Describing parallel worlds of power and influence, this book - the first on the case - shows corruption at its most disturbing, justice at its most deficient.
The case of Ian Hay Gordon involves a miscarriage of justice brought about in circumstances of privilege, patronage and the social and religious divides existing in Northern Ireland in the decades following World War II.
It lifts the lid on a world in which institutions operated against a backdrop of behind-the-scenes influences and manipulation, in which nothing is what it seems due to hidden allegiances, walls of silence and a multitude of competing agendas spanning religious, sectarian and authoritarian interests.
It is also a case in which despite the framing of an innocent man there was sufficient concern that he might not be guilty that a way had to be found to ensure that he did not end up on the gallows.

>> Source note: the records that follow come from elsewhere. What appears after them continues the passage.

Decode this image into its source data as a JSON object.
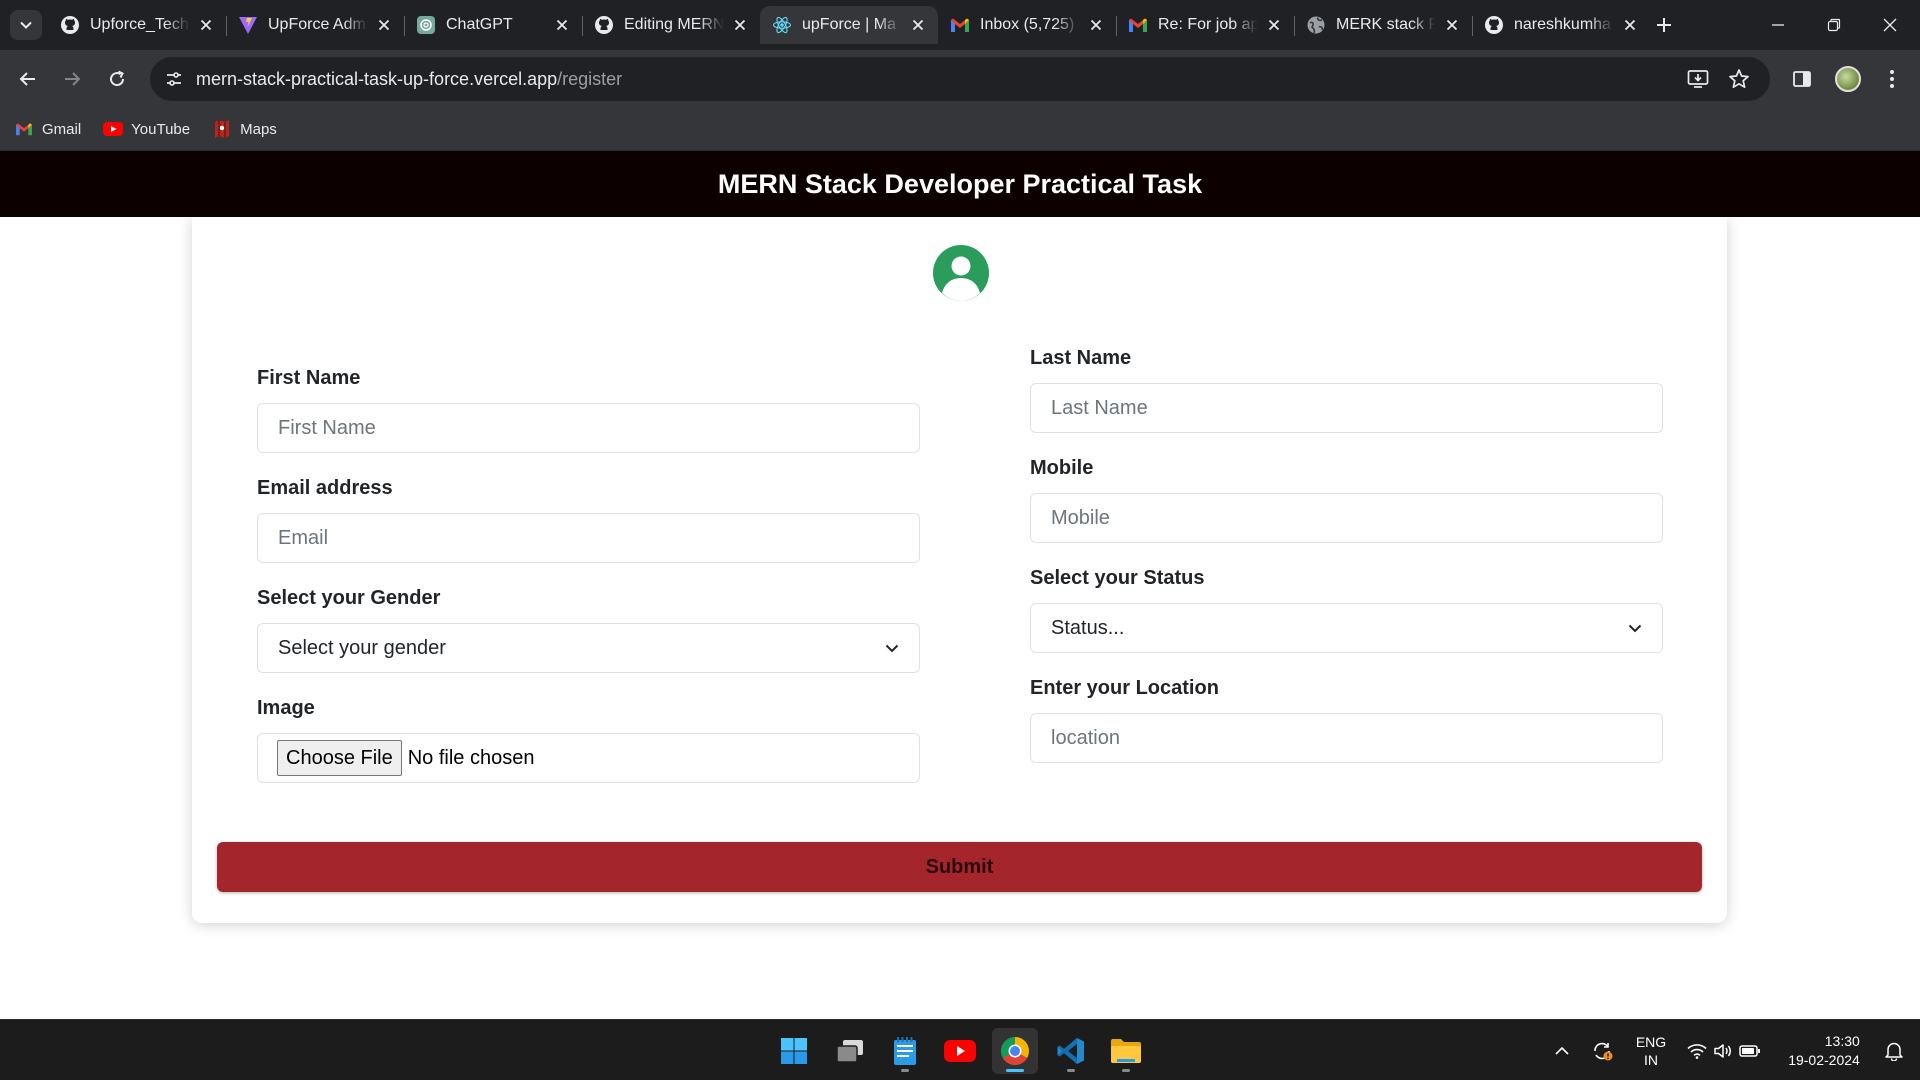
{
  "browser": {
    "tabs": [
      {
        "title": "Upforce_Tech",
        "icon": "github-icon",
        "active": false
      },
      {
        "title": "UpForce Adm",
        "icon": "vite-icon",
        "active": false
      },
      {
        "title": "ChatGPT",
        "icon": "chatgpt-icon",
        "active": false
      },
      {
        "title": "Editing MERN",
        "icon": "github-icon",
        "active": false
      },
      {
        "title": "upForce | Ma",
        "icon": "react-icon",
        "active": true
      },
      {
        "title": "Inbox (5,725)",
        "icon": "gmail-icon",
        "active": false
      },
      {
        "title": "Re: For job ap",
        "icon": "gmail-icon",
        "active": false
      },
      {
        "title": "MERK stack P",
        "icon": "globe-icon",
        "active": false
      },
      {
        "title": "nareshkumha",
        "icon": "github-icon",
        "active": false
      }
    ],
    "url_host": "mern-stack-practical-task-up-force.vercel.app",
    "url_path": "/register",
    "bookmarks": [
      {
        "label": "Gmail",
        "icon": "gmail-icon"
      },
      {
        "label": "YouTube",
        "icon": "youtube-icon"
      },
      {
        "label": "Maps",
        "icon": "maps-icon"
      }
    ]
  },
  "app": {
    "title": "MERN Stack Developer Practical Task"
  },
  "form": {
    "first_name": {
      "label": "First Name",
      "placeholder": "First Name"
    },
    "last_name": {
      "label": "Last Name",
      "placeholder": "Last Name"
    },
    "email": {
      "label": "Email address",
      "placeholder": "Email"
    },
    "mobile": {
      "label": "Mobile",
      "placeholder": "Mobile"
    },
    "gender": {
      "label": "Select your Gender",
      "selected": "Select your gender"
    },
    "status": {
      "label": "Select your Status",
      "selected": "Status..."
    },
    "image": {
      "label": "Image",
      "button": "Choose File",
      "file_text": "No file chosen"
    },
    "location": {
      "label": "Enter your Location",
      "placeholder": "location"
    },
    "submit_label": "Submit"
  },
  "taskbar": {
    "apps": [
      "windows-start-icon",
      "task-view-icon",
      "notepad-icon",
      "youtube-app-icon",
      "chrome-icon",
      "vscode-icon",
      "file-explorer-icon"
    ],
    "language_top": "ENG",
    "language_bottom": "IN",
    "time": "13:30",
    "date": "19-02-2024"
  },
  "colors": {
    "header_bg": "#0d0000",
    "submit_bg": "#a4262c",
    "avatar": "#2a9d5c",
    "chrome_dark": "#202124",
    "chrome_mid": "#35363a"
  }
}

Hence the twists, turns and manipulations of a tragic story that was to see a young and until then medically-fit RAF officer confined to a mental institution for a large part of his life.
Behind this bizarre sequence of events sits the tragic death of Patricia Curran, the daughter of a High Court judge, killed in the grounds of their home (or was she murdered elsewhere?), a refusal to admit investigators to Glen House, Whiteabbey, Belfast where blood was many years later discovered beneath a carpet, delay in calling the police, private removal of the body, a knee-jerk arrest and other mysterious events surrounding a case in which no proper investigation of the crime scene or other potential suspects took place.